Katz has compared Ada's irresistible allure to Picasso's depiction of his muse and lover Dora Maar over the course of their nine-year affair. But unlike Picasso's tragic representations of his weeping lover, the elusiveness of Ada's unyielding gaze continues to fascinate the artist half a century later. As the poet Frank O'Hara wrote in 1966: 'The heads and figures of his wife, Ada, give this beautiful woman, through his interest in schema, a role as abstract as that of Helen of Troy; she is a presence and at the same time a pictorial conceit of style.' The current portraits of Ada are tender despite their sparse minimalism–framed in dappled twilight with a slight smile on her face, or walking on a windy beach, the silvery streaks in her dark hair caught in the fading light.
In the current exhibition, Katz's intimate perceptions of Ada in the present day contrast with the meditative formalism of his landscape paintings in oil on linen, which bring to mind the elegiac beauty of certain Japanese landscapes of the Edo period. In particular, the slender spokes of a yellow iris bathed in hazy pink light recall Irises, a screen painting of abstracted irises drifting on water by Ogata Korin, a seventeenth-century artist associated with the Rinpa movement. The careful clarity of Katz's method also suggests musical metaphors, as Simon Schama wrote in the introductory essay to the 1997 landscape painting exhibition _Alex Katz Under the Star_s at the Portland Museum of Art : 'Katz remains famous for both the intensely painstaking quality of his preparation, and the dazzling, almost impulsive quality of the painting itself, which he himself compares to musical performance: concentrated virtuosity after lengthy and unsparing rehearsal.' While the current oil on linen paintings share the large size of Katz's ecological scenes of the 1990s, Katz's perception of light and texture has become increasingly refined over time, lending the viewer the impression of standing in a forest pierced by sunlight.
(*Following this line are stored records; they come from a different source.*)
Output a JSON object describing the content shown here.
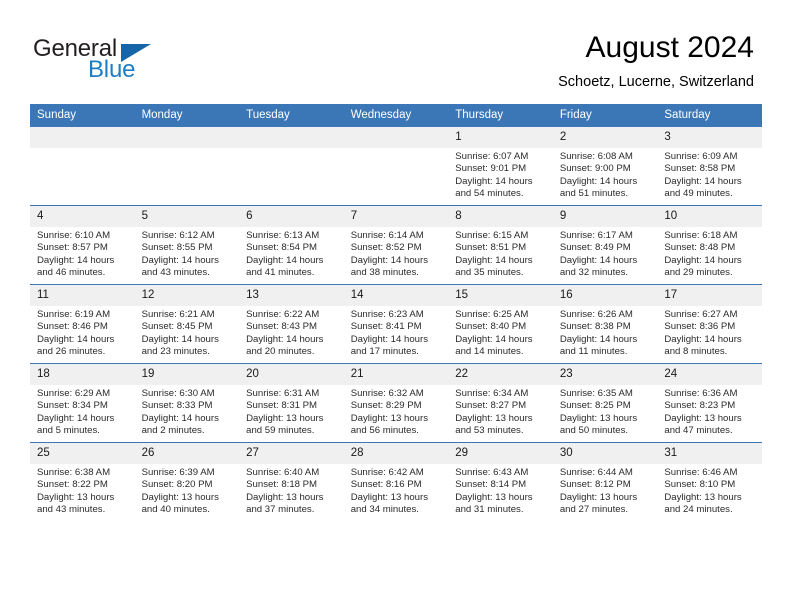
{
  "brand": {
    "name_part1": "General",
    "name_part2": "Blue",
    "triangle_icon": "triangle-logo-icon"
  },
  "header": {
    "title": "August 2024",
    "subtitle": "Schoetz, Lucerne, Switzerland"
  },
  "calendar": {
    "weekday_headers": [
      "Sunday",
      "Monday",
      "Tuesday",
      "Wednesday",
      "Thursday",
      "Friday",
      "Saturday"
    ],
    "accent_color": "#3b77b7",
    "daynum_bg": "#f0f0f0",
    "weeks": [
      [
        {
          "day": "",
          "empty": true
        },
        {
          "day": "",
          "empty": true
        },
        {
          "day": "",
          "empty": true
        },
        {
          "day": "",
          "empty": true
        },
        {
          "day": "1",
          "sunrise": "Sunrise: 6:07 AM",
          "sunset": "Sunset: 9:01 PM",
          "daylight_line1": "Daylight: 14 hours",
          "daylight_line2": "and 54 minutes."
        },
        {
          "day": "2",
          "sunrise": "Sunrise: 6:08 AM",
          "sunset": "Sunset: 9:00 PM",
          "daylight_line1": "Daylight: 14 hours",
          "daylight_line2": "and 51 minutes."
        },
        {
          "day": "3",
          "sunrise": "Sunrise: 6:09 AM",
          "sunset": "Sunset: 8:58 PM",
          "daylight_line1": "Daylight: 14 hours",
          "daylight_line2": "and 49 minutes."
        }
      ],
      [
        {
          "day": "4",
          "sunrise": "Sunrise: 6:10 AM",
          "sunset": "Sunset: 8:57 PM",
          "daylight_line1": "Daylight: 14 hours",
          "daylight_line2": "and 46 minutes."
        },
        {
          "day": "5",
          "sunrise": "Sunrise: 6:12 AM",
          "sunset": "Sunset: 8:55 PM",
          "daylight_line1": "Daylight: 14 hours",
          "daylight_line2": "and 43 minutes."
        },
        {
          "day": "6",
          "sunrise": "Sunrise: 6:13 AM",
          "sunset": "Sunset: 8:54 PM",
          "daylight_line1": "Daylight: 14 hours",
          "daylight_line2": "and 41 minutes."
        },
        {
          "day": "7",
          "sunrise": "Sunrise: 6:14 AM",
          "sunset": "Sunset: 8:52 PM",
          "daylight_line1": "Daylight: 14 hours",
          "daylight_line2": "and 38 minutes."
        },
        {
          "day": "8",
          "sunrise": "Sunrise: 6:15 AM",
          "sunset": "Sunset: 8:51 PM",
          "daylight_line1": "Daylight: 14 hours",
          "daylight_line2": "and 35 minutes."
        },
        {
          "day": "9",
          "sunrise": "Sunrise: 6:17 AM",
          "sunset": "Sunset: 8:49 PM",
          "daylight_line1": "Daylight: 14 hours",
          "daylight_line2": "and 32 minutes."
        },
        {
          "day": "10",
          "sunrise": "Sunrise: 6:18 AM",
          "sunset": "Sunset: 8:48 PM",
          "daylight_line1": "Daylight: 14 hours",
          "daylight_line2": "and 29 minutes."
        }
      ],
      [
        {
          "day": "11",
          "sunrise": "Sunrise: 6:19 AM",
          "sunset": "Sunset: 8:46 PM",
          "daylight_line1": "Daylight: 14 hours",
          "daylight_line2": "and 26 minutes."
        },
        {
          "day": "12",
          "sunrise": "Sunrise: 6:21 AM",
          "sunset": "Sunset: 8:45 PM",
          "daylight_line1": "Daylight: 14 hours",
          "daylight_line2": "and 23 minutes."
        },
        {
          "day": "13",
          "sunrise": "Sunrise: 6:22 AM",
          "sunset": "Sunset: 8:43 PM",
          "daylight_line1": "Daylight: 14 hours",
          "daylight_line2": "and 20 minutes."
        },
        {
          "day": "14",
          "sunrise": "Sunrise: 6:23 AM",
          "sunset": "Sunset: 8:41 PM",
          "daylight_line1": "Daylight: 14 hours",
          "daylight_line2": "and 17 minutes."
        },
        {
          "day": "15",
          "sunrise": "Sunrise: 6:25 AM",
          "sunset": "Sunset: 8:40 PM",
          "daylight_line1": "Daylight: 14 hours",
          "daylight_line2": "and 14 minutes."
        },
        {
          "day": "16",
          "sunrise": "Sunrise: 6:26 AM",
          "sunset": "Sunset: 8:38 PM",
          "daylight_line1": "Daylight: 14 hours",
          "daylight_line2": "and 11 minutes."
        },
        {
          "day": "17",
          "sunrise": "Sunrise: 6:27 AM",
          "sunset": "Sunset: 8:36 PM",
          "daylight_line1": "Daylight: 14 hours",
          "daylight_line2": "and 8 minutes."
        }
      ],
      [
        {
          "day": "18",
          "sunrise": "Sunrise: 6:29 AM",
          "sunset": "Sunset: 8:34 PM",
          "daylight_line1": "Daylight: 14 hours",
          "daylight_line2": "and 5 minutes."
        },
        {
          "day": "19",
          "sunrise": "Sunrise: 6:30 AM",
          "sunset": "Sunset: 8:33 PM",
          "daylight_line1": "Daylight: 14 hours",
          "daylight_line2": "and 2 minutes."
        },
        {
          "day": "20",
          "sunrise": "Sunrise: 6:31 AM",
          "sunset": "Sunset: 8:31 PM",
          "daylight_line1": "Daylight: 13 hours",
          "daylight_line2": "and 59 minutes."
        },
        {
          "day": "21",
          "sunrise": "Sunrise: 6:32 AM",
          "sunset": "Sunset: 8:29 PM",
          "daylight_line1": "Daylight: 13 hours",
          "daylight_line2": "and 56 minutes."
        },
        {
          "day": "22",
          "sunrise": "Sunrise: 6:34 AM",
          "sunset": "Sunset: 8:27 PM",
          "daylight_line1": "Daylight: 13 hours",
          "daylight_line2": "and 53 minutes."
        },
        {
          "day": "23",
          "sunrise": "Sunrise: 6:35 AM",
          "sunset": "Sunset: 8:25 PM",
          "daylight_line1": "Daylight: 13 hours",
          "daylight_line2": "and 50 minutes."
        },
        {
          "day": "24",
          "sunrise": "Sunrise: 6:36 AM",
          "sunset": "Sunset: 8:23 PM",
          "daylight_line1": "Daylight: 13 hours",
          "daylight_line2": "and 47 minutes."
        }
      ],
      [
        {
          "day": "25",
          "sunrise": "Sunrise: 6:38 AM",
          "sunset": "Sunset: 8:22 PM",
          "daylight_line1": "Daylight: 13 hours",
          "daylight_line2": "and 43 minutes."
        },
        {
          "day": "26",
          "sunrise": "Sunrise: 6:39 AM",
          "sunset": "Sunset: 8:20 PM",
          "daylight_line1": "Daylight: 13 hours",
          "daylight_line2": "and 40 minutes."
        },
        {
          "day": "27",
          "sunrise": "Sunrise: 6:40 AM",
          "sunset": "Sunset: 8:18 PM",
          "daylight_line1": "Daylight: 13 hours",
          "daylight_line2": "and 37 minutes."
        },
        {
          "day": "28",
          "sunrise": "Sunrise: 6:42 AM",
          "sunset": "Sunset: 8:16 PM",
          "daylight_line1": "Daylight: 13 hours",
          "daylight_line2": "and 34 minutes."
        },
        {
          "day": "29",
          "sunrise": "Sunrise: 6:43 AM",
          "sunset": "Sunset: 8:14 PM",
          "daylight_line1": "Daylight: 13 hours",
          "daylight_line2": "and 31 minutes."
        },
        {
          "day": "30",
          "sunrise": "Sunrise: 6:44 AM",
          "sunset": "Sunset: 8:12 PM",
          "daylight_line1": "Daylight: 13 hours",
          "daylight_line2": "and 27 minutes."
        },
        {
          "day": "31",
          "sunrise": "Sunrise: 6:46 AM",
          "sunset": "Sunset: 8:10 PM",
          "daylight_line1": "Daylight: 13 hours",
          "daylight_line2": "and 24 minutes."
        }
      ]
    ]
  }
}
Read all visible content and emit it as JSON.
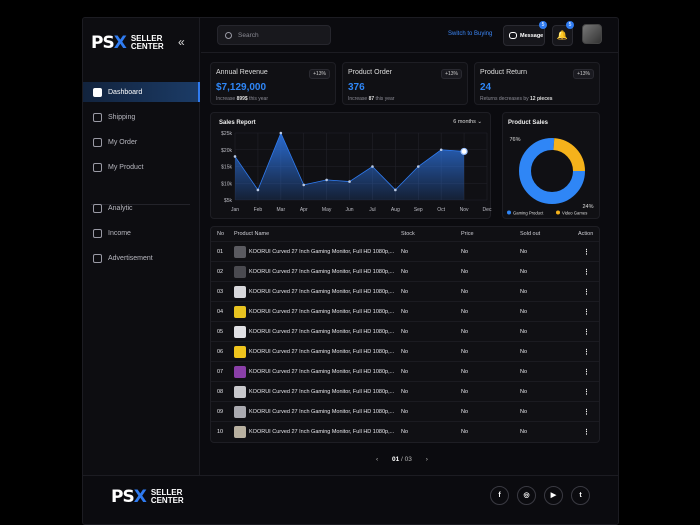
{
  "brand": {
    "mark_a": "PS",
    "mark_b": "X",
    "line1": "SELLER",
    "line2": "CENTER"
  },
  "header": {
    "search_placeholder": "Search",
    "switch_label": "Switch to Buying",
    "message_label": "Message",
    "message_count": "5",
    "notif_count": "5"
  },
  "sidebar": {
    "items": [
      {
        "label": "Dashboard",
        "icon": "grid-icon",
        "active": true
      },
      {
        "label": "Shipping",
        "icon": "truck-icon"
      },
      {
        "label": "My Order",
        "icon": "clipboard-icon"
      },
      {
        "label": "My Product",
        "icon": "box-icon"
      }
    ],
    "items2": [
      {
        "label": "Analytic",
        "icon": "chart-icon"
      },
      {
        "label": "Income",
        "icon": "coin-icon"
      },
      {
        "label": "Advertisement",
        "icon": "megaphone-icon"
      }
    ]
  },
  "stats": [
    {
      "title": "Annual Revenue",
      "value": "$7,129,000",
      "pill": "+13%",
      "sub_pre": "Increase ",
      "sub_bold": "899$",
      "sub_post": " this year"
    },
    {
      "title": "Product Order",
      "value": "376",
      "pill": "+13%",
      "sub_pre": "Increase ",
      "sub_bold": "87",
      "sub_post": " this year"
    },
    {
      "title": "Product Return",
      "value": "24",
      "pill": "+13%",
      "sub_pre": "Returns decreases by ",
      "sub_bold": "12 pieces",
      "sub_post": ""
    }
  ],
  "sales_report": {
    "title": "Sales Report",
    "period": "6 months"
  },
  "product_sales": {
    "title": "Product Sales",
    "pct_a": "76%",
    "pct_b": "24%",
    "legend_a": "Gaming Product",
    "legend_b": "Video Games"
  },
  "chart_data": [
    {
      "type": "area",
      "title": "Sales Report",
      "categories": [
        "Jan",
        "Feb",
        "Mar",
        "Apr",
        "May",
        "Jun",
        "Jul",
        "Aug",
        "Sep",
        "Oct",
        "Nov",
        "Dec"
      ],
      "y_ticks": [
        "$5k",
        "$10k",
        "$15k",
        "$20k",
        "$25k"
      ],
      "ylim": [
        5,
        25
      ],
      "values": [
        18,
        8,
        25,
        9.5,
        11,
        10.5,
        15,
        8,
        15,
        20,
        19.5,
        null
      ],
      "highlight_index": 10,
      "color": "#2f7bf0",
      "grid": true
    },
    {
      "type": "pie",
      "title": "Product Sales",
      "labels": [
        "Gaming Product",
        "Video Games"
      ],
      "values": [
        76,
        24
      ],
      "colors": [
        "#2f86f6",
        "#f5b21b"
      ]
    }
  ],
  "table": {
    "headers": {
      "no": "No",
      "name": "Product Name",
      "stock": "Stock",
      "price": "Price",
      "sold": "Sold out",
      "action": "Action"
    },
    "rows": [
      {
        "no": "01",
        "name": "KOORUI Curved 27 Inch Gaming Monitor, Full HD 1080p,...",
        "stock": "No",
        "price": "No",
        "sold": "No",
        "thumb": "#5a5a60"
      },
      {
        "no": "02",
        "name": "KOORUI Curved 27 Inch Gaming Monitor, Full HD 1080p,...",
        "stock": "No",
        "price": "No",
        "sold": "No",
        "thumb": "#4a4a50"
      },
      {
        "no": "03",
        "name": "KOORUI Curved 27 Inch Gaming Monitor, Full HD 1080p,...",
        "stock": "No",
        "price": "No",
        "sold": "No",
        "thumb": "#d8d8dc"
      },
      {
        "no": "04",
        "name": "KOORUI Curved 27 Inch Gaming Monitor, Full HD 1080p,...",
        "stock": "No",
        "price": "No",
        "sold": "No",
        "thumb": "#e8c320"
      },
      {
        "no": "05",
        "name": "KOORUI Curved 27 Inch Gaming Monitor, Full HD 1080p,...",
        "stock": "No",
        "price": "No",
        "sold": "No",
        "thumb": "#e0e0e4"
      },
      {
        "no": "06",
        "name": "KOORUI Curved 27 Inch Gaming Monitor, Full HD 1080p,...",
        "stock": "No",
        "price": "No",
        "sold": "No",
        "thumb": "#efc41d"
      },
      {
        "no": "07",
        "name": "KOORUI Curved 27 Inch Gaming Monitor, Full HD 1080p,...",
        "stock": "No",
        "price": "No",
        "sold": "No",
        "thumb": "#8a3fa8"
      },
      {
        "no": "08",
        "name": "KOORUI Curved 27 Inch Gaming Monitor, Full HD 1080p,...",
        "stock": "No",
        "price": "No",
        "sold": "No",
        "thumb": "#c8c8cc"
      },
      {
        "no": "09",
        "name": "KOORUI Curved 27 Inch Gaming Monitor, Full HD 1080p,...",
        "stock": "No",
        "price": "No",
        "sold": "No",
        "thumb": "#aaaab0"
      },
      {
        "no": "10",
        "name": "KOORUI Curved 27 Inch Gaming Monitor, Full HD 1080p,...",
        "stock": "No",
        "price": "No",
        "sold": "No",
        "thumb": "#b8b0a0"
      }
    ]
  },
  "pagination": {
    "current": "01",
    "total": "/ 03"
  },
  "footer": {
    "social": [
      {
        "icon": "facebook-icon",
        "glyph": "f"
      },
      {
        "icon": "instagram-icon",
        "glyph": "◎"
      },
      {
        "icon": "youtube-icon",
        "glyph": "▶"
      },
      {
        "icon": "twitter-icon",
        "glyph": "t"
      }
    ]
  },
  "colors": {
    "accent": "#2f7bf0",
    "gold": "#f5b21b",
    "bg": "#0b0b0f"
  }
}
Born in Brooklyn, New York, Katz lives and works between New York and Lincolnville, Maine, where he discovered his appreciation for landscape painting. Since gaining prominence in the 1980s and 1990s, Katz has become one of the indisputable founders of pop art, as well as a strong influence on a younger generation of painters such as Marlene Dumas and Peter Doig. Katz is represented in over 100 public collections worldwide including: The Art Institute of Chicago; The Brooklyn Museum; Hirshhorn Museum and Sculpture Garden at the Smithsonian Institution, Washington, D.C.; The Los Angeles County Museum of Art; The Metropolitan Museum of Art, New York; Milwaukee Art Museum; The Museum of Fine Arts, Boston; The Museum of Modern Art, New York; The National Gallery of Art, Washington, D.C.; Museum Moderne Kunst, Vienna; Museo Nacional Centro de Arte Reina Sofia, Madrid; Nationalgalerie, Berlin; Saatchi Collection, London; and The Tate Gallery, London.
Press release courtesy Timothy Taylor.